Go through the entries below and retype them exactly, omitting each picture.
--
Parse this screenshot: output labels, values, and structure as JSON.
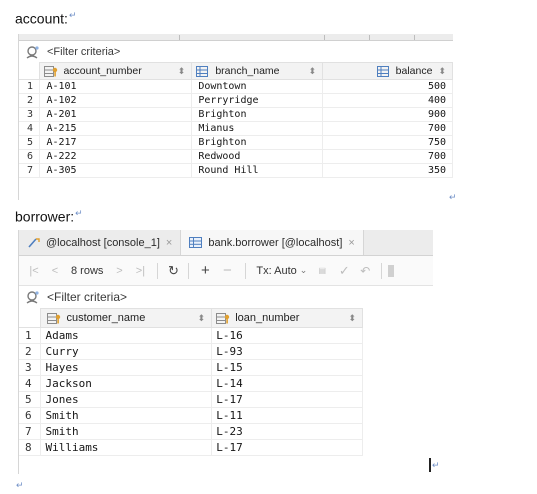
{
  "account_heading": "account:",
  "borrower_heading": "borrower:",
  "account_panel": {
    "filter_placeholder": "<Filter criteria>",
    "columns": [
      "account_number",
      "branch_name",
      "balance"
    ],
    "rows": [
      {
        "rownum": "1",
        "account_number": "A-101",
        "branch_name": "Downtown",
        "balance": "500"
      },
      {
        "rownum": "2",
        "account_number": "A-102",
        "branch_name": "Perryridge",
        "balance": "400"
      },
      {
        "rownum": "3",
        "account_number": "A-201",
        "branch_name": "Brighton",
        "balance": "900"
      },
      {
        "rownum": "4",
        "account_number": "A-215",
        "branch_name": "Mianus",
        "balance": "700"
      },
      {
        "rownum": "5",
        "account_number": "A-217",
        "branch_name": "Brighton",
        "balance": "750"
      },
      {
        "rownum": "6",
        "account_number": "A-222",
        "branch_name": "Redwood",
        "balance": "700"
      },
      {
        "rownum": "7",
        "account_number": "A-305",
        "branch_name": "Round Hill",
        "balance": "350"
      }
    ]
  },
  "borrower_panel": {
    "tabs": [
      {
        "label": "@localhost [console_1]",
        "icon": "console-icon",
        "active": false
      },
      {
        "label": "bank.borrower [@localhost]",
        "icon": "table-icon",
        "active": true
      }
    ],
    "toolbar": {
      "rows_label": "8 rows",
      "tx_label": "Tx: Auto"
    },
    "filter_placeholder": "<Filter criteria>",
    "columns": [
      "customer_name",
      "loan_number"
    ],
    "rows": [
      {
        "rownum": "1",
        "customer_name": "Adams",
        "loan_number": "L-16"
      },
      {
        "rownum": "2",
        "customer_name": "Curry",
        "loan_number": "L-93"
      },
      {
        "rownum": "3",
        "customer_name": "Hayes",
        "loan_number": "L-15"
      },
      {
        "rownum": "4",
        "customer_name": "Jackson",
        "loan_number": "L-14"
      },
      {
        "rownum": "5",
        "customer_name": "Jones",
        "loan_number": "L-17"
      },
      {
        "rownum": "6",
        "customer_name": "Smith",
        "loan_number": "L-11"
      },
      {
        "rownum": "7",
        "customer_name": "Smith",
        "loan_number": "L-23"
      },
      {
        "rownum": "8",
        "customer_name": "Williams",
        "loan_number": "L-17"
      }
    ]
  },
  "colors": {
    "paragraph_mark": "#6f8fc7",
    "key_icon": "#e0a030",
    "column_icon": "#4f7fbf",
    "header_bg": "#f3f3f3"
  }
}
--
EXERCISE OUTPUT =>
Parse this screenshot: output labels, values, and structure as JSON.
{
  "account_heading": "account:",
  "borrower_heading": "borrower:",
  "account_panel": {
    "filter_placeholder": "<Filter criteria>",
    "columns": [
      "account_number",
      "branch_name",
      "balance"
    ],
    "rows": [
      {
        "rownum": "1",
        "account_number": "A-101",
        "branch_name": "Downtown",
        "balance": "500"
      },
      {
        "rownum": "2",
        "account_number": "A-102",
        "branch_name": "Perryridge",
        "balance": "400"
      },
      {
        "rownum": "3",
        "account_number": "A-201",
        "branch_name": "Brighton",
        "balance": "900"
      },
      {
        "rownum": "4",
        "account_number": "A-215",
        "branch_name": "Mianus",
        "balance": "700"
      },
      {
        "rownum": "5",
        "account_number": "A-217",
        "branch_name": "Brighton",
        "balance": "750"
      },
      {
        "rownum": "6",
        "account_number": "A-222",
        "branch_name": "Redwood",
        "balance": "700"
      },
      {
        "rownum": "7",
        "account_number": "A-305",
        "branch_name": "Round Hill",
        "balance": "350"
      }
    ]
  },
  "borrower_panel": {
    "tabs": [
      {
        "label": "@localhost [console_1]",
        "icon": "console-icon",
        "active": false
      },
      {
        "label": "bank.borrower [@localhost]",
        "icon": "table-icon",
        "active": true
      }
    ],
    "toolbar": {
      "rows_label": "8 rows",
      "tx_label": "Tx: Auto"
    },
    "filter_placeholder": "<Filter criteria>",
    "columns": [
      "customer_name",
      "loan_number"
    ],
    "rows": [
      {
        "rownum": "1",
        "customer_name": "Adams",
        "loan_number": "L-16"
      },
      {
        "rownum": "2",
        "customer_name": "Curry",
        "loan_number": "L-93"
      },
      {
        "rownum": "3",
        "customer_name": "Hayes",
        "loan_number": "L-15"
      },
      {
        "rownum": "4",
        "customer_name": "Jackson",
        "loan_number": "L-14"
      },
      {
        "rownum": "5",
        "customer_name": "Jones",
        "loan_number": "L-17"
      },
      {
        "rownum": "6",
        "customer_name": "Smith",
        "loan_number": "L-11"
      },
      {
        "rownum": "7",
        "customer_name": "Smith",
        "loan_number": "L-23"
      },
      {
        "rownum": "8",
        "customer_name": "Williams",
        "loan_number": "L-17"
      }
    ]
  },
  "colors": {
    "paragraph_mark": "#6f8fc7",
    "key_icon": "#e0a030",
    "column_icon": "#4f7fbf",
    "header_bg": "#f3f3f3"
  }
}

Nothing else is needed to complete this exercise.